━━ Stored data ━━
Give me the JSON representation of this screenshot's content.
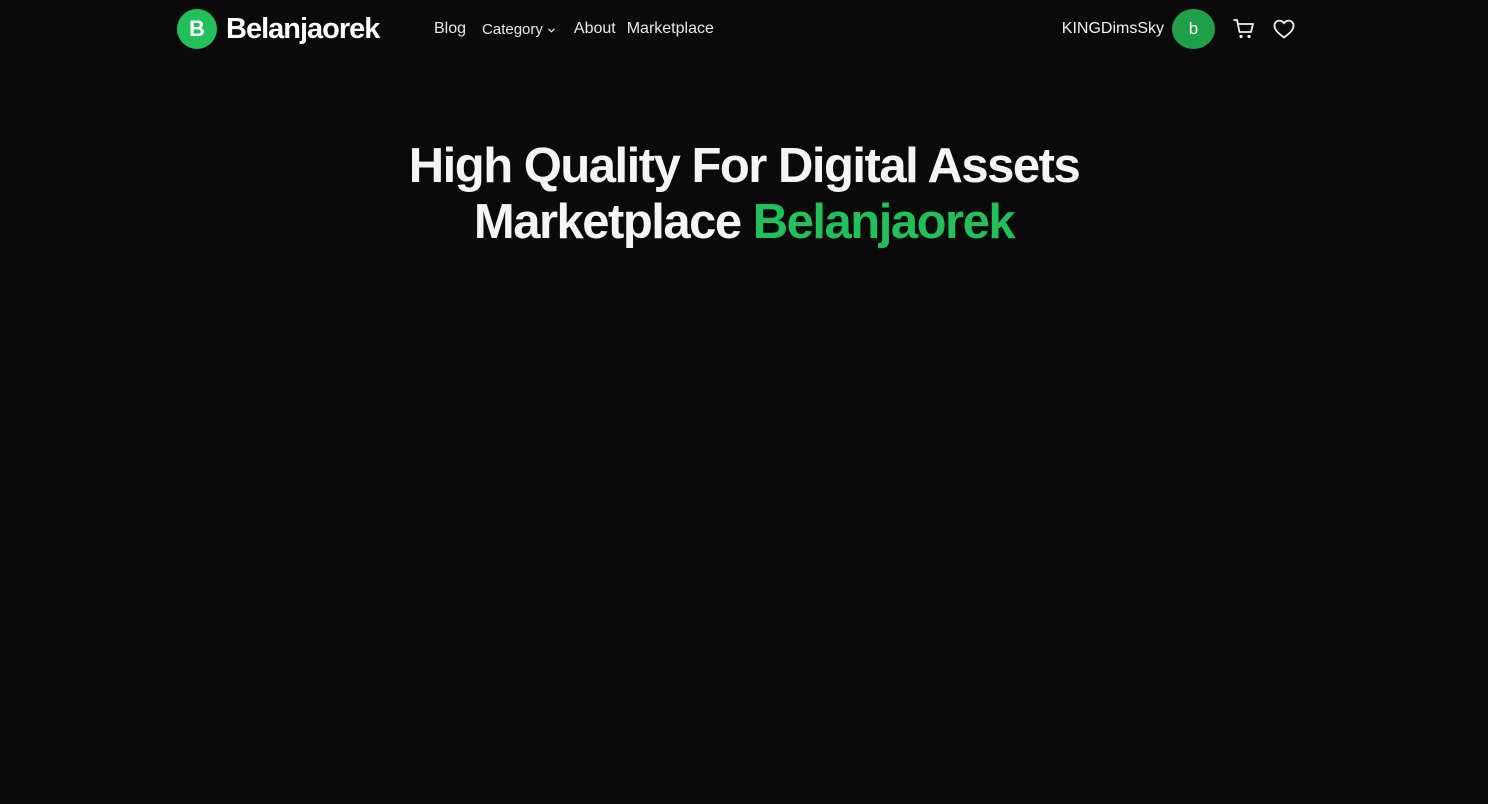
{
  "brand": {
    "badge_letter": "B",
    "name": "Belanjaorek",
    "accent_color": "#22c05a"
  },
  "nav": {
    "blog": "Blog",
    "category": "Category",
    "about": "About",
    "marketplace": "Marketplace"
  },
  "user": {
    "username": "KINGDimsSky",
    "avatar_letter": "b"
  },
  "icons": {
    "cart": "cart-icon",
    "wishlist": "heart-icon",
    "dropdown": "chevron-down-icon"
  },
  "hero": {
    "line1": "High Quality For Digital Assets",
    "line2_prefix": "Marketplace",
    "line2_accent": "Belanjaorek"
  },
  "colors": {
    "background": "#0b0a0a",
    "text": "#f5f5f5",
    "accent": "#22c05a"
  }
}
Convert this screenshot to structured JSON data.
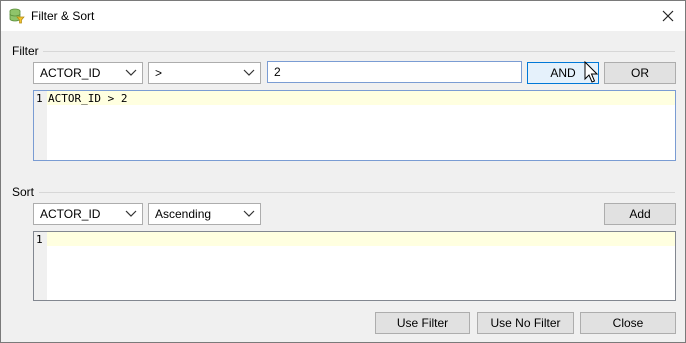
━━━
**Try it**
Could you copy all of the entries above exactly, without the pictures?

**Exercise result**
Give me the JSON representation of this screenshot's content.
{
  "brand": {
    "badge_letter": "B",
    "name": "Belanjaorek",
    "accent_color": "#22c05a"
  },
  "nav": {
    "blog": "Blog",
    "category": "Category",
    "about": "About",
    "marketplace": "Marketplace"
  },
  "user": {
    "username": "KINGDimsSky",
    "avatar_letter": "b"
  },
  "icons": {
    "cart": "cart-icon",
    "wishlist": "heart-icon",
    "dropdown": "chevron-down-icon"
  },
  "hero": {
    "line1": "High Quality For Digital Assets",
    "line2_prefix": "Marketplace",
    "line2_accent": "Belanjaorek"
  },
  "colors": {
    "background": "#0b0a0a",
    "text": "#f5f5f5",
    "accent": "#22c05a"
  }
}
Convert this screenshot to structured JSON data.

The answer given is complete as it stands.